The Raffle: A Calvin to the Sweepstakes Hobbes
Every six-year-old boy, at some time in his short life, comes up with the idea of running a raffle as an ingenious way of earning some easy money. It is then left to his sardonic stuffed animal friend to counsel him on the things he can do.
You can’t hold a raffle to raise funds for your local charity (or yourself). Raffles – a form of lottery which require a purchase or other consideration to enter – are illegal unless you are a charity or benevolent organization. And even then, the state and local governments try to test Ben Franklin’s advice to “do well by doing good.”
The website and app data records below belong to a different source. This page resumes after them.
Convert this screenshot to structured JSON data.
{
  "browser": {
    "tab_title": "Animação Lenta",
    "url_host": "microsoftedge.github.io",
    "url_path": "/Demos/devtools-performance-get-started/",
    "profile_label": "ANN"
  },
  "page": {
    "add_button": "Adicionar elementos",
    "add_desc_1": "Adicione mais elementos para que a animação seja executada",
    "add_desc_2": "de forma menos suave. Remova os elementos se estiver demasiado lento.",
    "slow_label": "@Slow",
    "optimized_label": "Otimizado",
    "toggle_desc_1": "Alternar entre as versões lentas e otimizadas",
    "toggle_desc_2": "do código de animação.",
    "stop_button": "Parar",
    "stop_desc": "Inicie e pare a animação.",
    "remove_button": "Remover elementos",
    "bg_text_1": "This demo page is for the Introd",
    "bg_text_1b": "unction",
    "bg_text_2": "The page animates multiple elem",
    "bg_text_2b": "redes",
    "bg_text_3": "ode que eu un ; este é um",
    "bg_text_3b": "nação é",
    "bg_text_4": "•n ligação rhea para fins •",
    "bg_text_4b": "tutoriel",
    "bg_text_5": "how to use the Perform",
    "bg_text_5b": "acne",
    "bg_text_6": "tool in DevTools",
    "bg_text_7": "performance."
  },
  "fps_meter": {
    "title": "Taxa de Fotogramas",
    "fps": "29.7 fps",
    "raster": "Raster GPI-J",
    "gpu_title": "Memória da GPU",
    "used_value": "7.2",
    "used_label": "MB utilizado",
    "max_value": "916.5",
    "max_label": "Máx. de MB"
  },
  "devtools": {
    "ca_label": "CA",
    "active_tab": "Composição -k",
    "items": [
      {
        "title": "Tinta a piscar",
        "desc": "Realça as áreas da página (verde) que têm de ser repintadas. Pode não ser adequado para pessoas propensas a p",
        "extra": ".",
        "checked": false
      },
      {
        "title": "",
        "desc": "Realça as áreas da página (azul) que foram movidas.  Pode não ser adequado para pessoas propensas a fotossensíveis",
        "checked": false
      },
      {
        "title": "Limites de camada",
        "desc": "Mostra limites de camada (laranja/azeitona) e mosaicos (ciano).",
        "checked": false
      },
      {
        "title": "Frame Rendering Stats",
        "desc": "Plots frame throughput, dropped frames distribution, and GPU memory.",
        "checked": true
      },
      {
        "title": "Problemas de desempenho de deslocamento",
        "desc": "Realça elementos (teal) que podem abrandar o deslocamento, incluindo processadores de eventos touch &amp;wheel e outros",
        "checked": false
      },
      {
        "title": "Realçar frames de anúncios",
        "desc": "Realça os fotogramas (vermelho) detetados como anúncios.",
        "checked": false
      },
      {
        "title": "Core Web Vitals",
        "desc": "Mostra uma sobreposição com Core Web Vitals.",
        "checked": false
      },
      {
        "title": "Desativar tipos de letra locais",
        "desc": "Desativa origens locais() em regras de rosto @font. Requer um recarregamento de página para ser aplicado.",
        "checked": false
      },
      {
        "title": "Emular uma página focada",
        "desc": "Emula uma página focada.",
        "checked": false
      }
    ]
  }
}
No start-up charities. Get a permit. Alert the police. No online. No credit cards. No cash or houses or alcohol prizes. No in Alabama, Hawaii and Utah.
But stop scratching your spiky blond hair and listen to that anthropomorphic tiger. Sweepstakes are still a viable alternative to help raise funds for charity. But don’t just jump into your little red wagon and roll down the hill willy-nilly. Like Hobbes, have a greater understanding of the consequences. Consider:
- No Donation Necessary. You can’t require a donation to enter, but you may be able to ask for one. You may need to give something in return for the donation (beyond an entry), since you don’t want to run afoul of gambling laws. And you don’t want anything from the charity in return, since you don’t want to be a professional fundraiser.
- Buy This To Enter and We’ll Donate a Portion to Charity. You can’t require a purchase to enter, but you can be a commercial coventurer and advertise that you’re donating a portion of the proceeds from the sale of your products to charity. This generally requires contracting with the charity, registration and bonding in six states, and recordkeeping.
With apologies to Hobbes, there is usually more than one way to skin a cat.